Taking to the track at the 2019 Master’s Track Cycling World Championships in Manchester, sprinter and trans activist Rachel McKinnon successfully defended her World Championship title in the 200m Sprint Event. McKinnon achieved a gold medal and a world record for her age category at the event, following up with her achievement from the 2018 World Championships in which she did the same. In addition to the gold, McKinnon also took home silver in the 500m event.
McKinnon, who represented Canada at the event was joined on the podium by her fellow competitors, America’s Dawn Orwick and Denmark’s Kirsten Herup Sovang who took home silver and bronze respectively.
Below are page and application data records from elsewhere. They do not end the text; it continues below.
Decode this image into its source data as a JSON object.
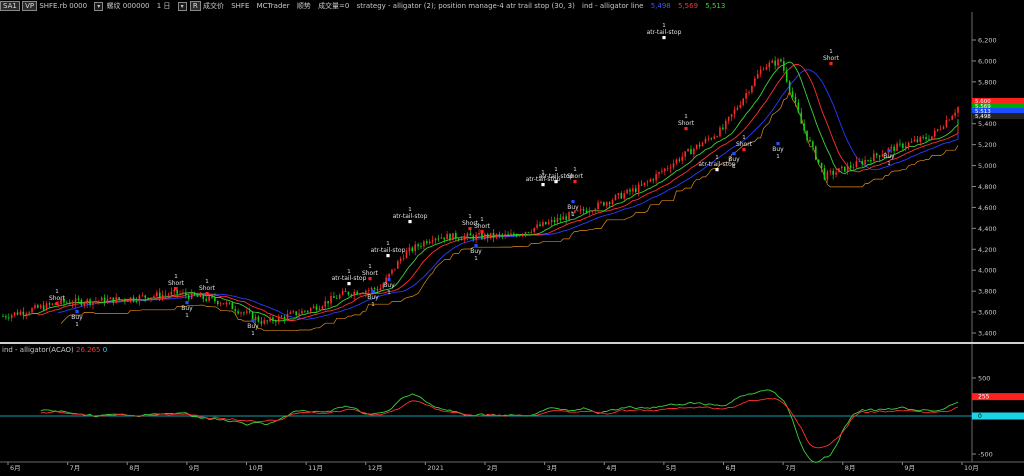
{
  "toolbar": {
    "symbol_box": "SA1",
    "vp_box": "VP",
    "exchange_symbol": "SHFE.rb 0000",
    "name_label": "螺纹 000000",
    "interval_label": "1 日",
    "rsmall_label": "R",
    "price_label": "成交价",
    "exchange": "SHFE",
    "platform": "MCTrader",
    "extra": "顺势",
    "volume_label": "成交量=0",
    "strategy": "strategy - alligator (2); position manage-4 atr trail stop (30, 3)",
    "indicator": "ind - alligator line",
    "value1": "5,498",
    "value2": "5,569",
    "value3": "5,513"
  },
  "price_axis": {
    "ticks": [
      "6,200",
      "6,000",
      "5,800",
      "5,600",
      "5,400",
      "5,200",
      "5,000",
      "4,800",
      "4,600",
      "4,400",
      "4,200",
      "4,000",
      "3,800",
      "3,600",
      "3,400"
    ],
    "labels_price": [
      {
        "text": "5,600",
        "color": "#ff2020"
      },
      {
        "text": "5,569",
        "color": "#00aa00"
      },
      {
        "text": "5,513",
        "color": "#1a4dff"
      },
      {
        "text": "5,498",
        "color": "#222222"
      }
    ]
  },
  "sub_panel": {
    "title": "ind - alligator(ACAO)",
    "value_red": "26.265",
    "value_cyan": "0",
    "ticks": [
      "500",
      "0",
      "-500"
    ],
    "badge_red": "255",
    "badge_cyan": "0"
  },
  "time_axis": [
    "6月",
    "7月",
    "8月",
    "9月",
    "10月",
    "11月",
    "12月",
    "2021",
    "2月",
    "3月",
    "4月",
    "5月",
    "6月",
    "7月",
    "8月",
    "9月",
    "10月"
  ],
  "signals": [
    {
      "kind": "short",
      "label": "Short",
      "count": "1"
    },
    {
      "kind": "buy",
      "label": "Buy",
      "count": "1"
    },
    {
      "kind": "short",
      "label": "Short",
      "count": "1"
    },
    {
      "kind": "buy",
      "label": "Buy",
      "count": "1"
    },
    {
      "kind": "short",
      "label": "Short",
      "count": "1"
    },
    {
      "kind": "buy",
      "label": "Buy",
      "count": "1"
    },
    {
      "kind": "stop",
      "label": "atr-tail-stop",
      "count": "1"
    },
    {
      "kind": "short",
      "label": "Short",
      "count": "1"
    },
    {
      "kind": "buy",
      "label": "Buy",
      "count": "1"
    },
    {
      "kind": "buy",
      "label": "Buy",
      "count": "1"
    },
    {
      "kind": "stop",
      "label": "atr-tail-stop",
      "count": "1"
    },
    {
      "kind": "stop",
      "label": "atr-tail-stop",
      "count": "1"
    },
    {
      "kind": "short",
      "label": "Short",
      "count": "1"
    },
    {
      "kind": "short",
      "label": "Short",
      "count": "1"
    },
    {
      "kind": "buy",
      "label": "Buy",
      "count": "1"
    },
    {
      "kind": "stop",
      "label": "atr-tail-stop",
      "count": "1"
    },
    {
      "kind": "short",
      "label": "Short",
      "count": "1"
    },
    {
      "kind": "buy",
      "label": "Buy",
      "count": "1"
    },
    {
      "kind": "stop",
      "label": "atr-tail-stop",
      "count": "1"
    },
    {
      "kind": "short",
      "label": "Short",
      "count": "1"
    },
    {
      "kind": "stop",
      "label": "atr-trail-stop",
      "count": "1"
    },
    {
      "kind": "buy",
      "label": "Buy",
      "count": "1"
    },
    {
      "kind": "short",
      "label": "Short",
      "count": "1"
    },
    {
      "kind": "buy",
      "label": "Buy",
      "count": "1"
    },
    {
      "kind": "stop",
      "label": "atr-tail-stop",
      "count": "1"
    },
    {
      "kind": "short",
      "label": "Short",
      "count": "1"
    },
    {
      "kind": "buy",
      "label": "Buy",
      "count": "1"
    }
  ],
  "colors": {
    "up": "#ff2a2a",
    "down": "#18d018",
    "jaw": "#2a3cff",
    "teeth": "#ff3030",
    "lips": "#3ad23a",
    "stop_line": "#e08a1a"
  }
}
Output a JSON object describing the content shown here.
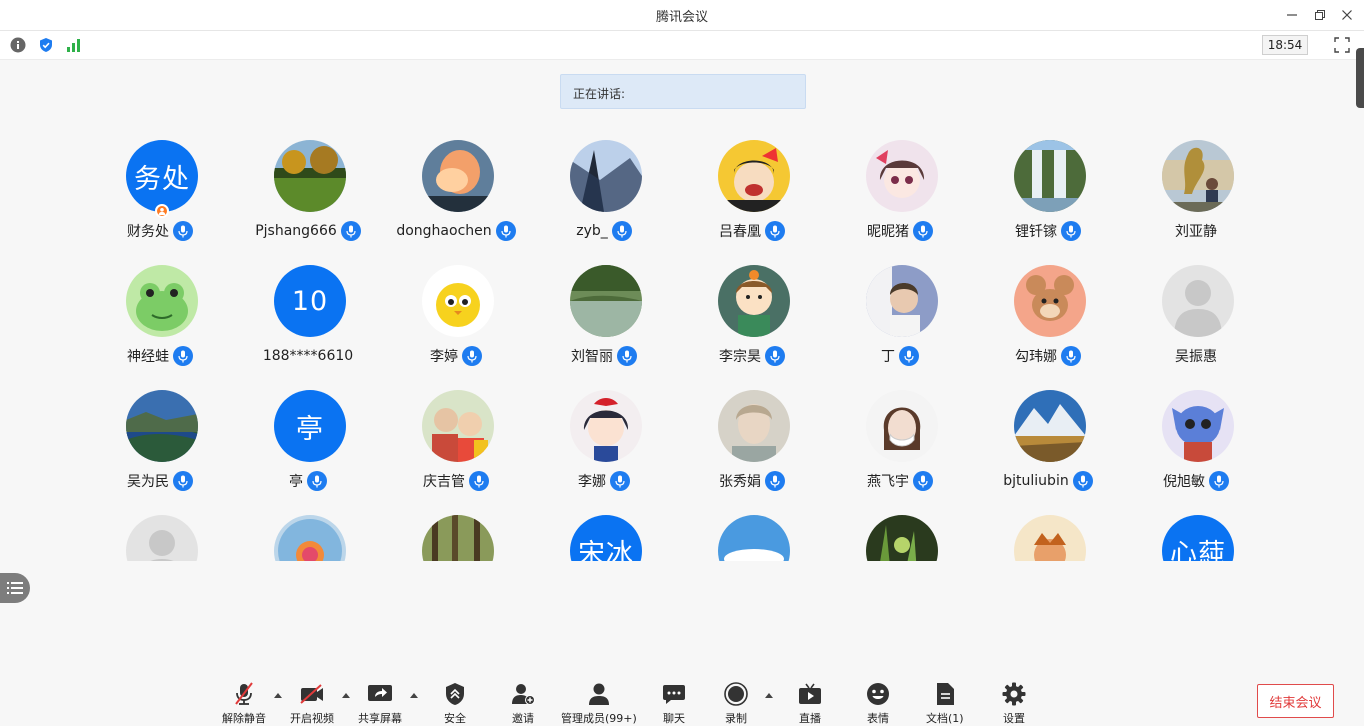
{
  "window": {
    "title": "腾讯会议"
  },
  "infobar": {
    "time": "18:54"
  },
  "speaking": {
    "label": "正在讲话:"
  },
  "colors": {
    "accent": "#0a73f2",
    "mic": "#1e7cf0",
    "host_badge": "#ff7b22",
    "end_meeting": "#e03a3a",
    "speaking_bg": "#dde9f7"
  },
  "participants": [
    {
      "name": "财务处",
      "avatar_text": "务处",
      "avatar": "text",
      "mic": true,
      "host": true
    },
    {
      "name": "Pjshang666",
      "avatar": "photo-field",
      "mic": true
    },
    {
      "name": "donghaochen",
      "avatar": "photo-cloud",
      "mic": true
    },
    {
      "name": "zyb_",
      "avatar": "photo-blue-tree",
      "mic": true
    },
    {
      "name": "吕春凰",
      "avatar": "photo-kiki",
      "mic": true
    },
    {
      "name": "昵昵猪",
      "avatar": "photo-anime-girl",
      "mic": true
    },
    {
      "name": "锂钎镓",
      "avatar": "photo-waterfall",
      "mic": true
    },
    {
      "name": "刘亚静",
      "avatar": "photo-statue",
      "mic": false
    },
    {
      "name": "神经蛙",
      "avatar": "photo-frog",
      "mic": true
    },
    {
      "name": "188****6610",
      "avatar_text": "10",
      "avatar": "text",
      "mic": false
    },
    {
      "name": "李婷",
      "avatar": "photo-chick",
      "mic": true
    },
    {
      "name": "刘智丽",
      "avatar": "photo-lake",
      "mic": true
    },
    {
      "name": "李宗昊",
      "avatar": "photo-kid-cartoon",
      "mic": true
    },
    {
      "name": "丁",
      "avatar": "photo-man",
      "mic": true
    },
    {
      "name": "勾玮娜",
      "avatar": "photo-jerry",
      "mic": true
    },
    {
      "name": "吴振惠",
      "avatar": "default-person",
      "mic": false
    },
    {
      "name": "吴为民",
      "avatar": "photo-bay",
      "mic": true
    },
    {
      "name": "亭",
      "avatar_text": "亭",
      "avatar": "text",
      "mic": true
    },
    {
      "name": "庆吉管",
      "avatar": "photo-family",
      "mic": true
    },
    {
      "name": "李娜",
      "avatar": "photo-snowwhite",
      "mic": true
    },
    {
      "name": "张秀娟",
      "avatar": "photo-portrait",
      "mic": true
    },
    {
      "name": "燕飞宇",
      "avatar": "photo-woman-mask",
      "mic": true
    },
    {
      "name": "bjtuliubin",
      "avatar": "photo-mountain",
      "mic": true
    },
    {
      "name": "倪旭敏",
      "avatar": "photo-stitch",
      "mic": true
    },
    {
      "name": "",
      "avatar": "default-person",
      "mic": false
    },
    {
      "name": "",
      "avatar": "photo-bubble-rose",
      "mic": false
    },
    {
      "name": "",
      "avatar": "photo-forest",
      "mic": false
    },
    {
      "name": "",
      "avatar_text": "宋冰",
      "avatar": "text",
      "mic": false
    },
    {
      "name": "",
      "avatar": "photo-sky",
      "mic": false
    },
    {
      "name": "",
      "avatar": "photo-grass",
      "mic": false
    },
    {
      "name": "",
      "avatar": "photo-cartoon-pink",
      "mic": false
    },
    {
      "name": "",
      "avatar_text": "心蒓",
      "avatar": "text",
      "mic": false
    }
  ],
  "toolbar": {
    "unmute": "解除静音",
    "video": "开启视频",
    "share": "共享屏幕",
    "security": "安全",
    "invite": "邀请",
    "members": "管理成员(99+)",
    "chat": "聊天",
    "record": "录制",
    "live": "直播",
    "reactions": "表情",
    "docs": "文档(1)",
    "settings": "设置",
    "end_meeting": "结束会议"
  }
}
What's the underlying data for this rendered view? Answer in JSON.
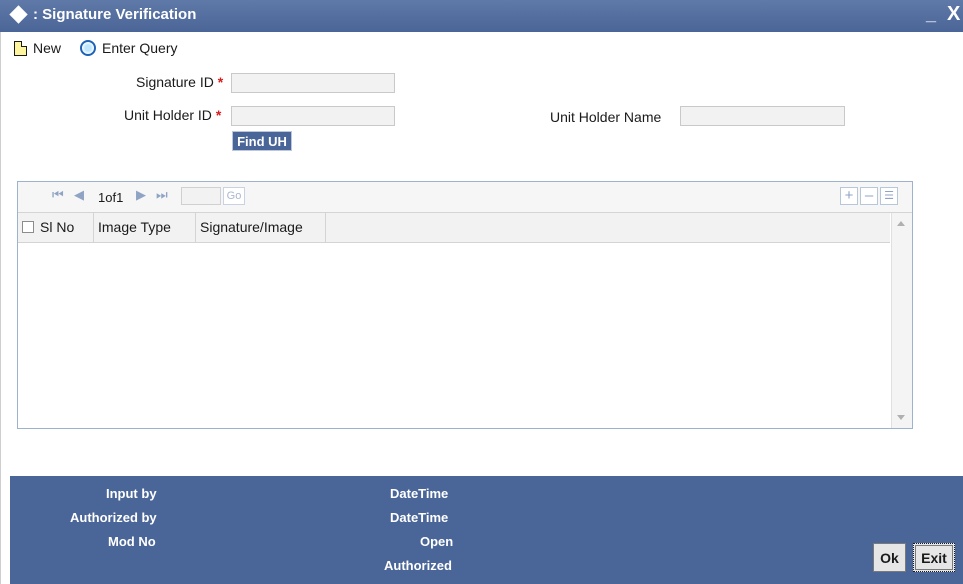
{
  "window": {
    "title": ": Signature Verification",
    "minimize_label": "_",
    "close_label": "X"
  },
  "toolbar": {
    "new_label": "New",
    "enter_query_label": "Enter Query"
  },
  "form": {
    "signature_id_label": "Signature ID",
    "signature_id_value": "",
    "unit_holder_id_label": "Unit Holder ID",
    "unit_holder_id_value": "",
    "unit_holder_name_label": "Unit Holder Name",
    "unit_holder_name_value": "",
    "required_marker": "*",
    "find_uh_label": "Find UH"
  },
  "grid": {
    "pager": {
      "current_page": "1",
      "of_label": "of",
      "total_pages": "1",
      "page_input": "",
      "go_label": "Go"
    },
    "columns": [
      "Sl No",
      "Image Type",
      "Signature/Image"
    ],
    "rows": []
  },
  "footer": {
    "input_by_label": "Input by",
    "authorized_by_label": "Authorized by",
    "mod_no_label": "Mod No",
    "datetime_label_1": "DateTime",
    "datetime_label_2": "DateTime",
    "open_label": "Open",
    "authorized_label": "Authorized",
    "ok_label": "Ok",
    "exit_label": "Exit"
  },
  "colors": {
    "titlebar": "#4a6597",
    "footer": "#4a6597",
    "required": "#d81b1b",
    "input_bg": "#f2f2f2"
  }
}
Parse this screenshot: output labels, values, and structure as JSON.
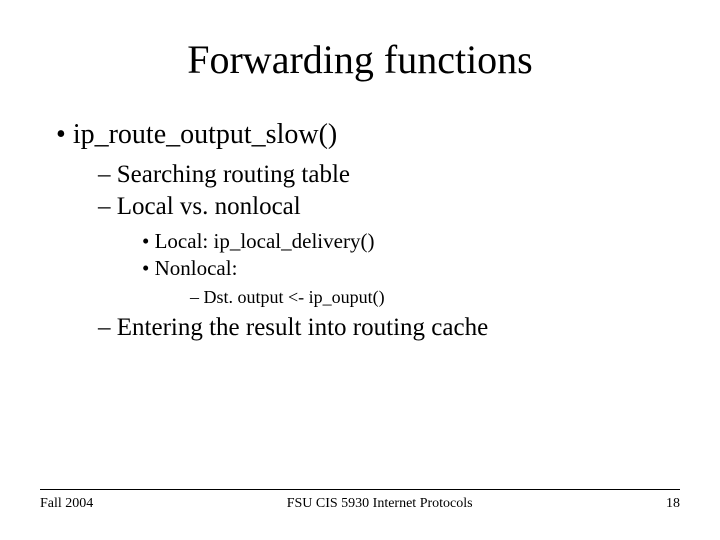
{
  "title": "Forwarding functions",
  "bullets": {
    "item1": "ip_route_output_slow()",
    "sub1": "Searching routing table",
    "sub2": "Local vs. nonlocal",
    "subsub1": "Local: ip_local_delivery()",
    "subsub2": "Nonlocal:",
    "subsubsub1": "Dst. output <- ip_ouput()",
    "sub3": "Entering the result into routing cache"
  },
  "footer": {
    "left": "Fall 2004",
    "center": "FSU CIS 5930 Internet Protocols",
    "right": "18"
  }
}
As to be expected, there has been considerable discussion regarding McKinnon’s achievements as the issue of the eligibility of transgender athletes to compete in their selected gender division is hotly debated. The Union Cycliste Internationale (UCI) which sanctions and sets the rules and regulations for the World Championships does not have a specific policy regarding transgender participation, however after McKinnon’s win last year draw considerable debate, they did release a statement noting their awareness and pointing out that the trans athletes who have received a Therapeutic Use Exemption (TEU) from the World Anti-Doping Agency (WADA) to participate in accordance with the individual sporting federations policies. According to the UCI statement, they are working on a policy in line with the International Olympic Committee guidelines to support participation of transgender athletes.
Athletes like McKinnon are having a positive influence on helping to shape these kinds of inclusive policies to ensure that all athletes are able to authentically participate while supporting fair sport. As more athletes like McKinnon participate in sports, the more we learn how to make sport is open and equal for all.
By Dirk Smith